● **GOAL OF THE EXERCISE**
Filter the records, keeping every line that has the string "count".

● **RECORDS FOR THE EXERCISE**
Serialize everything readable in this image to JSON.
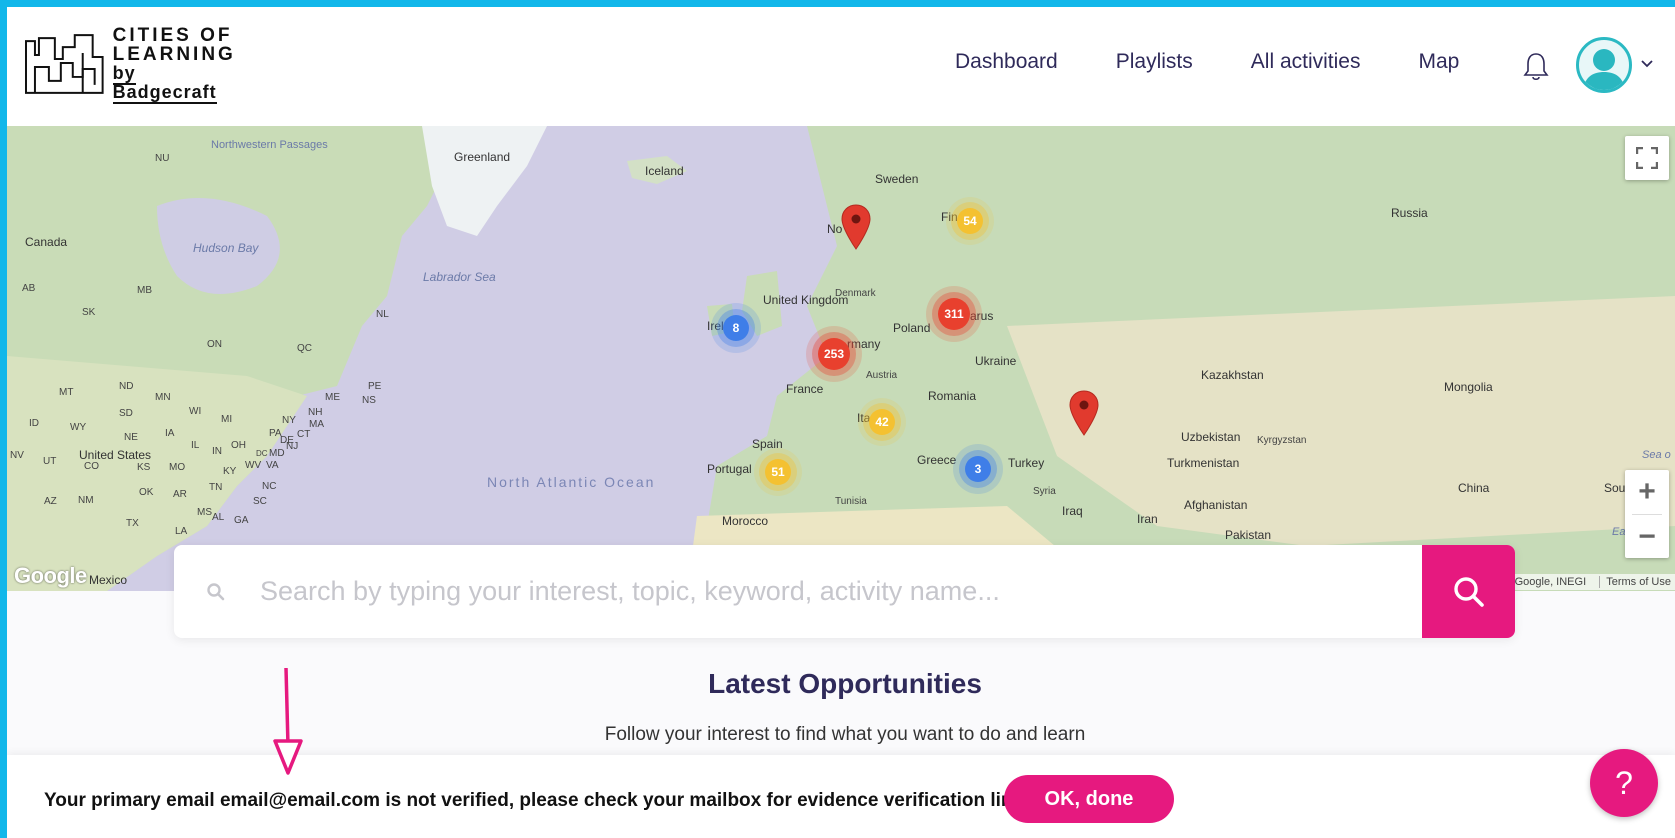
{
  "brand": {
    "logo_line1": "CITIES OF",
    "logo_line2": "LEARNING",
    "logo_line3": "by Badgecraft"
  },
  "nav": {
    "items": [
      "Dashboard",
      "Playlists",
      "All activities",
      "Map"
    ]
  },
  "map": {
    "labels": {
      "nw_passages": "Northwestern Passages",
      "greenland": "Greenland",
      "iceland": "Iceland",
      "sweden": "Sweden",
      "fin": "Fin",
      "russia": "Russia",
      "nu": "NU",
      "canada": "Canada",
      "hudson_bay": "Hudson Bay",
      "labrador_sea": "Labrador Sea",
      "nor": "No",
      "denmark": "Denmark",
      "uk": "United Kingdom",
      "ire": "Irel",
      "germany": "rmany",
      "poland": "Poland",
      "belarus": "arus",
      "ukraine": "Ukraine",
      "austria": "Austria",
      "france": "France",
      "romania": "Romania",
      "kazakhstan": "Kazakhstan",
      "mongolia": "Mongolia",
      "ita": "Ita",
      "spain": "Spain",
      "portugal": "Portugal",
      "greece": "Greece",
      "turkey": "Turkey",
      "uzbekistan": "Uzbekistan",
      "kyrgyzstan": "Kyrgyzstan",
      "turkmenistan": "Turkmenistan",
      "syria": "Syria",
      "iraq": "Iraq",
      "iran": "Iran",
      "afghanistan": "Afghanistan",
      "pakistan": "Pakistan",
      "china": "China",
      "south": "South",
      "east_ch": "East Ch",
      "sea_of": "Sea o",
      "tunisia": "Tunisia",
      "morocco": "Morocco",
      "north_atlantic": "North Atlantic Ocean",
      "united_states": "United States",
      "mexico": "Mexico",
      "ab": "AB",
      "sk": "SK",
      "mb": "MB",
      "on": "ON",
      "qc": "QC",
      "nl": "NL",
      "mt": "MT",
      "nd": "ND",
      "sd": "SD",
      "mn": "MN",
      "wi": "WI",
      "mi": "MI",
      "id": "ID",
      "wy": "WY",
      "ne": "NE",
      "ia": "IA",
      "il": "IL",
      "in": "IN",
      "oh": "OH",
      "pa": "PA",
      "ny": "NY",
      "me": "ME",
      "nh": "NH",
      "ns": "NS",
      "pe": "PE",
      "ma": "MA",
      "nv": "NV",
      "ut": "UT",
      "co": "CO",
      "ks": "KS",
      "mo": "MO",
      "ky": "KY",
      "wv": "WV",
      "va": "VA",
      "md": "MD",
      "dc": "DC",
      "az": "AZ",
      "nm": "NM",
      "ok": "OK",
      "ar": "AR",
      "tn": "TN",
      "nc": "NC",
      "tx": "TX",
      "la": "LA",
      "ms": "MS",
      "al": "AL",
      "ga": "GA",
      "sc": "SC",
      "de": "DE",
      "nj": "NJ",
      "ct": "CT"
    },
    "clusters": [
      {
        "id": "ireland",
        "count": "8",
        "color": "blue"
      },
      {
        "id": "central-europe",
        "count": "253",
        "color": "red"
      },
      {
        "id": "baltic",
        "count": "311",
        "color": "red"
      },
      {
        "id": "finland",
        "count": "54",
        "color": "yellow"
      },
      {
        "id": "italy",
        "count": "42",
        "color": "yellow"
      },
      {
        "id": "iberia",
        "count": "51",
        "color": "yellow"
      },
      {
        "id": "turkey",
        "count": "3",
        "color": "blue"
      }
    ],
    "google_logo": "Google",
    "attribution": "Google, INEGI",
    "terms": "Terms of Use",
    "zoom_in": "+",
    "zoom_out": "−"
  },
  "search": {
    "placeholder": "Search by typing your interest, topic, keyword, activity name..."
  },
  "latest": {
    "title": "Latest Opportunities",
    "subtitle": "Follow your interest to find what you want to do and learn"
  },
  "banner": {
    "message": "Your primary email email@email.com is not verified, please check your mailbox for evidence verification link.",
    "button": "OK, done"
  },
  "help": {
    "label": "?"
  },
  "colors": {
    "accent": "#e6197f",
    "frame": "#12b7ea",
    "nav_text": "#2f2a5a",
    "cluster_blue": "#3f7ee8",
    "cluster_red": "#e8402e",
    "cluster_yellow": "#f4c131"
  },
  "icons": [
    "bell-icon",
    "avatar-icon",
    "chevron-down-icon",
    "search-icon",
    "fullscreen-icon",
    "map-pin-icon",
    "help-icon"
  ]
}
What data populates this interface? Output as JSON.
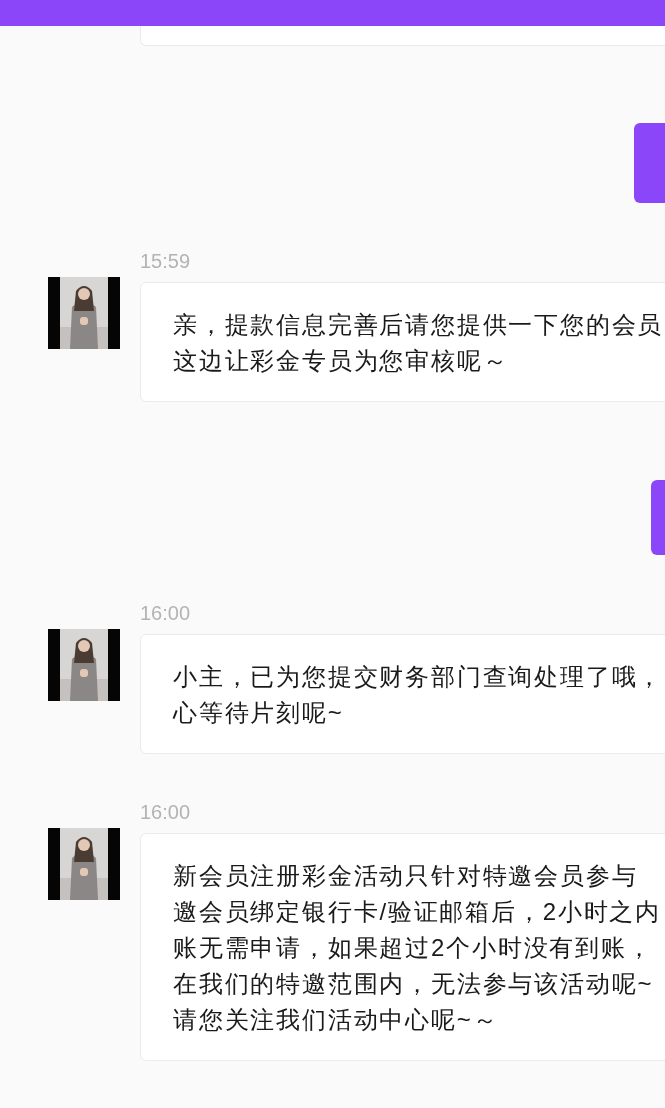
{
  "messages": [
    {
      "kind": "partial"
    },
    {
      "kind": "sent"
    },
    {
      "kind": "received",
      "time": "15:59",
      "avatar": {
        "kind": "picture"
      },
      "lines": [
        "亲，提款信息完善后请您提供一下您的会员",
        "这边让彩金专员为您审核呢～"
      ]
    },
    {
      "kind": "sent"
    },
    {
      "kind": "received",
      "time": "16:00",
      "avatar": {
        "kind": "picture"
      },
      "lines": [
        "小主，已为您提交财务部门查询处理了哦，",
        "心等待片刻呢~"
      ]
    },
    {
      "kind": "received",
      "time": "16:00",
      "avatar": {
        "kind": "picture"
      },
      "lines": [
        "新会员注册彩金活动只针对特邀会员参与",
        "邀会员绑定银行卡/验证邮箱后，2小时之内",
        "账无需申请，如果超过2个小时没有到账，",
        "在我们的特邀范围内，无法参与该活动呢~",
        "请您关注我们活动中心呢~～"
      ]
    }
  ]
}
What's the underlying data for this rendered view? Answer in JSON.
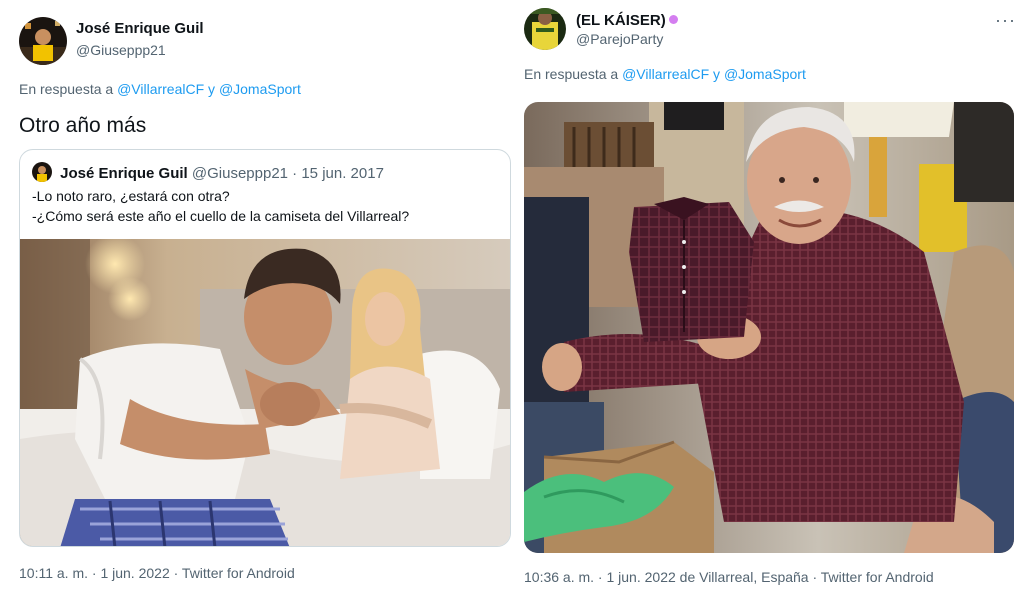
{
  "left_tweet": {
    "author_name": "José Enrique Guil",
    "author_handle": "@Giuseppp21",
    "reply_prefix": "En respuesta a",
    "reply_to_1": "@VillarrealCF",
    "reply_conj": "y",
    "reply_to_2": "@JomaSport",
    "text": "Otro año más",
    "quote": {
      "author_name": "José Enrique Guil",
      "author_handle": "@Giuseppp21",
      "separator": "·",
      "date": "15 jun. 2017",
      "line1": "-Lo noto raro, ¿estará con otra?",
      "line2": "-¿Cómo será este año el cuello de la camiseta del Villarreal?"
    },
    "footer": "10:11 a. m. · 1 jun. 2022 · Twitter for Android"
  },
  "right_tweet": {
    "author_name": "(EL KÁISER)",
    "author_handle": "@ParejoParty",
    "reply_prefix": "En respuesta a",
    "reply_to_1": "@VillarrealCF",
    "reply_conj": "y",
    "reply_to_2": "@JomaSport",
    "more_label": "···",
    "footer": "10:36 a. m. · 1 jun. 2022 de Villarreal, España · Twitter for Android"
  },
  "colors": {
    "link": "#1d9bf0",
    "secondary_text": "#536471",
    "border": "#cfd9de"
  }
}
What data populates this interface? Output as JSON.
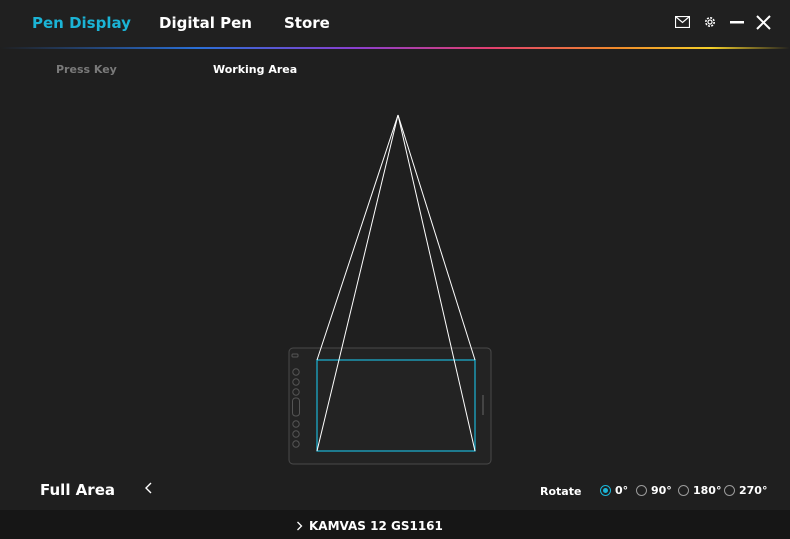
{
  "nav": {
    "tabs": [
      {
        "label": "Pen Display"
      },
      {
        "label": "Digital Pen"
      },
      {
        "label": "Store"
      }
    ]
  },
  "subtabs": {
    "press_key": "Press Key",
    "working_area": "Working Area"
  },
  "icons": {
    "mail": "mail-icon",
    "settings": "gear-icon",
    "minimize": "minimize-icon",
    "close": "close-icon"
  },
  "area": {
    "mode_label": "Full Area"
  },
  "rotate": {
    "label": "Rotate",
    "options": [
      {
        "label": "0°",
        "selected": true
      },
      {
        "label": "90°",
        "selected": false
      },
      {
        "label": "180°",
        "selected": false
      },
      {
        "label": "270°",
        "selected": false
      }
    ]
  },
  "device": {
    "name": "KAMVAS 12 GS1161"
  },
  "colors": {
    "accent": "#1bb4d6",
    "background": "#1f1f1f"
  }
}
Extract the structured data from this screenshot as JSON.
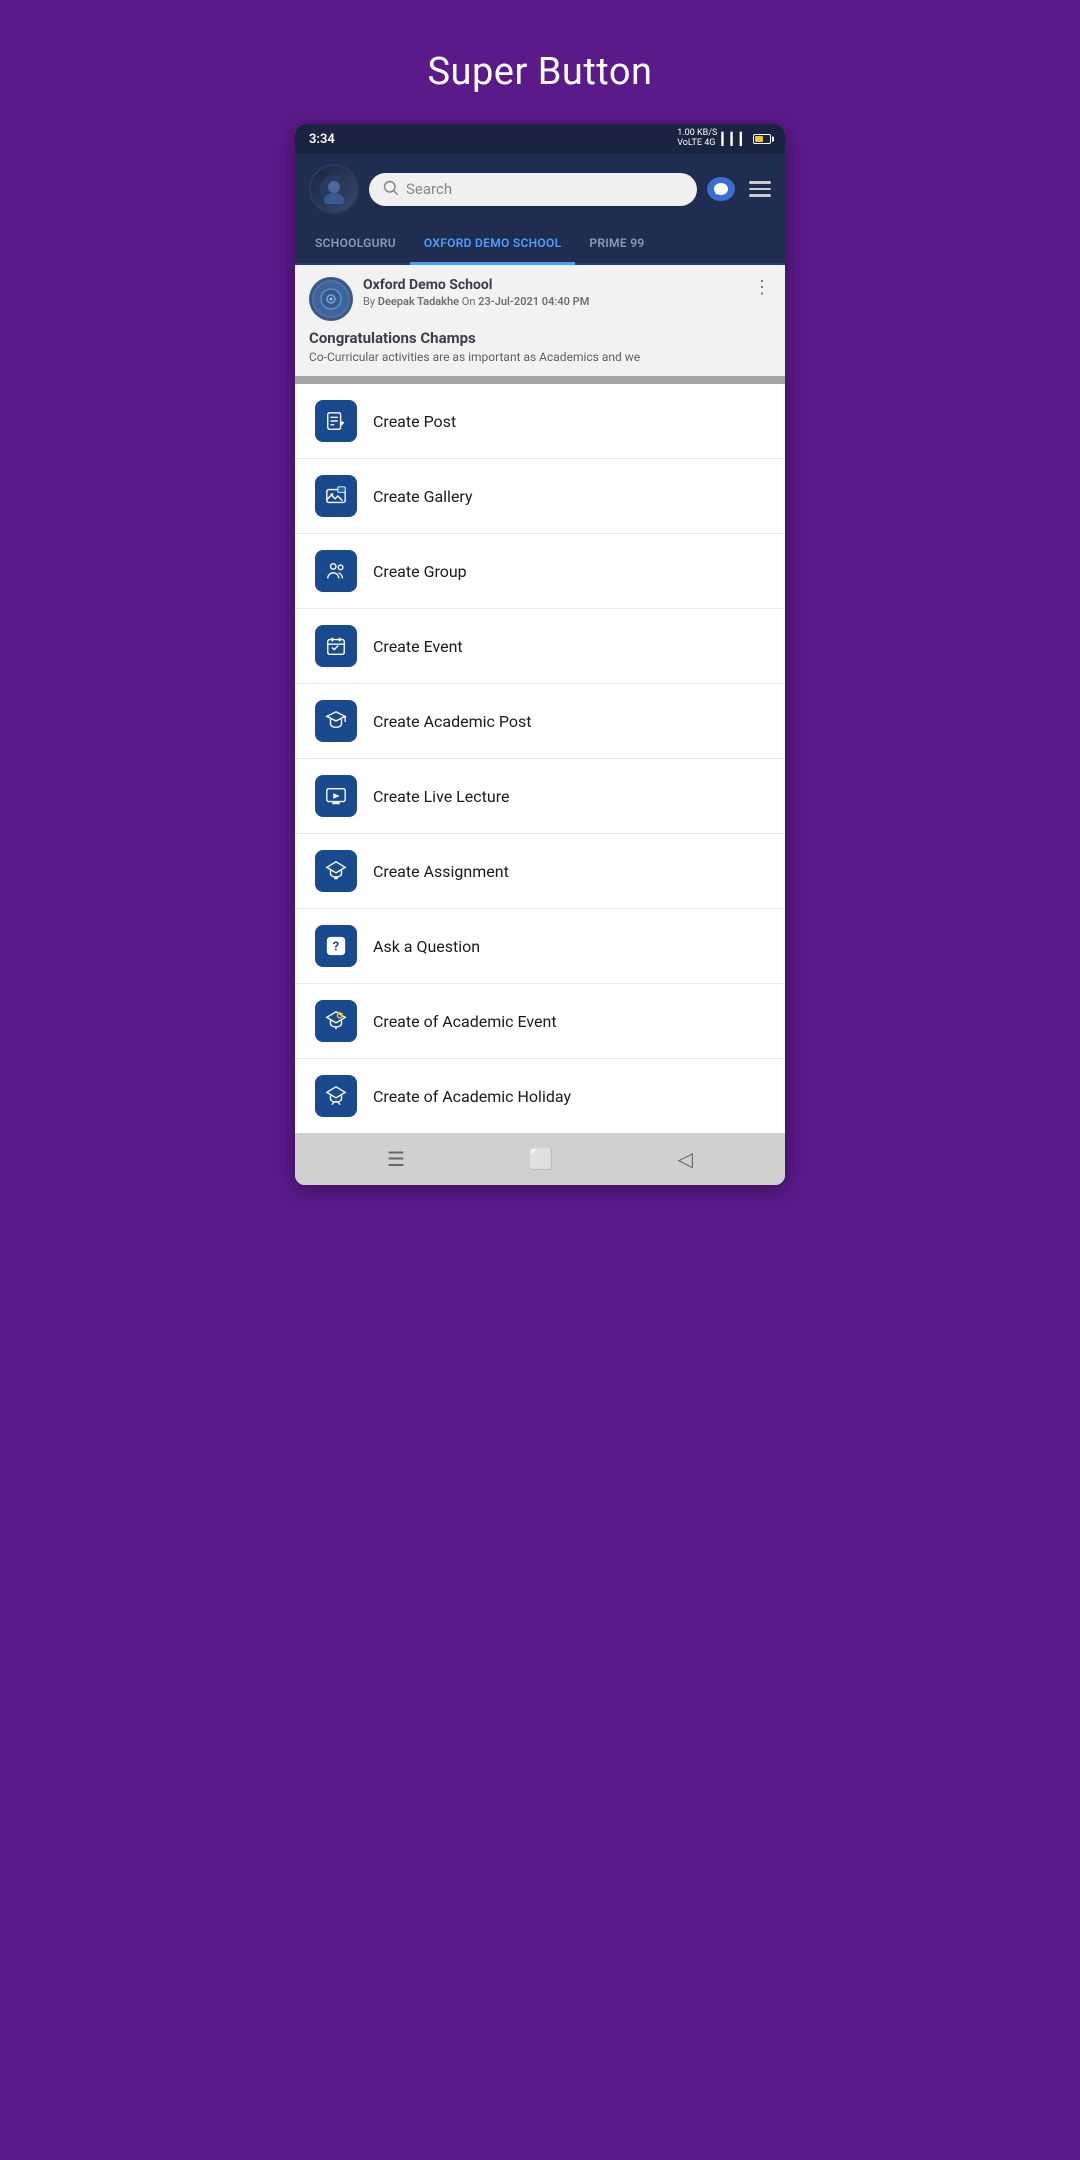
{
  "page": {
    "title": "Super Button"
  },
  "statusBar": {
    "time": "3:34",
    "speed": "1.00 KB/S",
    "network": "VoLTE 4G"
  },
  "header": {
    "searchPlaceholder": "Search",
    "avatarAlt": "user avatar"
  },
  "tabs": [
    {
      "id": "schoolguru",
      "label": "SCHOOLGURU",
      "active": false
    },
    {
      "id": "oxford",
      "label": "OXFORD DEMO SCHOOL",
      "active": true
    },
    {
      "id": "prime99",
      "label": "PRIME 99",
      "active": false
    }
  ],
  "post": {
    "schoolName": "Oxford Demo School",
    "meta": "By Deepak Tadakhe On 23-Jul-2021 04:40 PM",
    "title": "Congratulations Champs",
    "excerpt": "Co-Curricular activities are as important as Academics and we"
  },
  "menuItems": [
    {
      "id": "create-post",
      "label": "Create Post",
      "icon": "📝"
    },
    {
      "id": "create-gallery",
      "label": "Create Gallery",
      "icon": "🖼"
    },
    {
      "id": "create-group",
      "label": "Create Group",
      "icon": "👥"
    },
    {
      "id": "create-event",
      "label": "Create Event",
      "icon": "📅"
    },
    {
      "id": "create-academic-post",
      "label": "Create Academic Post",
      "icon": "🎓"
    },
    {
      "id": "create-live-lecture",
      "label": "Create Live Lecture",
      "icon": "🖥"
    },
    {
      "id": "create-assignment",
      "label": "Create Assignment",
      "icon": "📚"
    },
    {
      "id": "ask-question",
      "label": "Ask a Question",
      "icon": "❓"
    },
    {
      "id": "create-academic-event",
      "label": "Create of Academic Event",
      "icon": "🎓"
    },
    {
      "id": "create-academic-holiday",
      "label": "Create of Academic Holiday",
      "icon": "🏖"
    }
  ],
  "bottomNav": {
    "menu": "☰",
    "home": "⬜",
    "back": "◁"
  }
}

● **RESULT FOR THIS EXERCISE**
        "count": "8",
        "count": "253",
        "count": "311",
        "count": "54",
        "count": "42",
        "count": "51",
        "count": "3",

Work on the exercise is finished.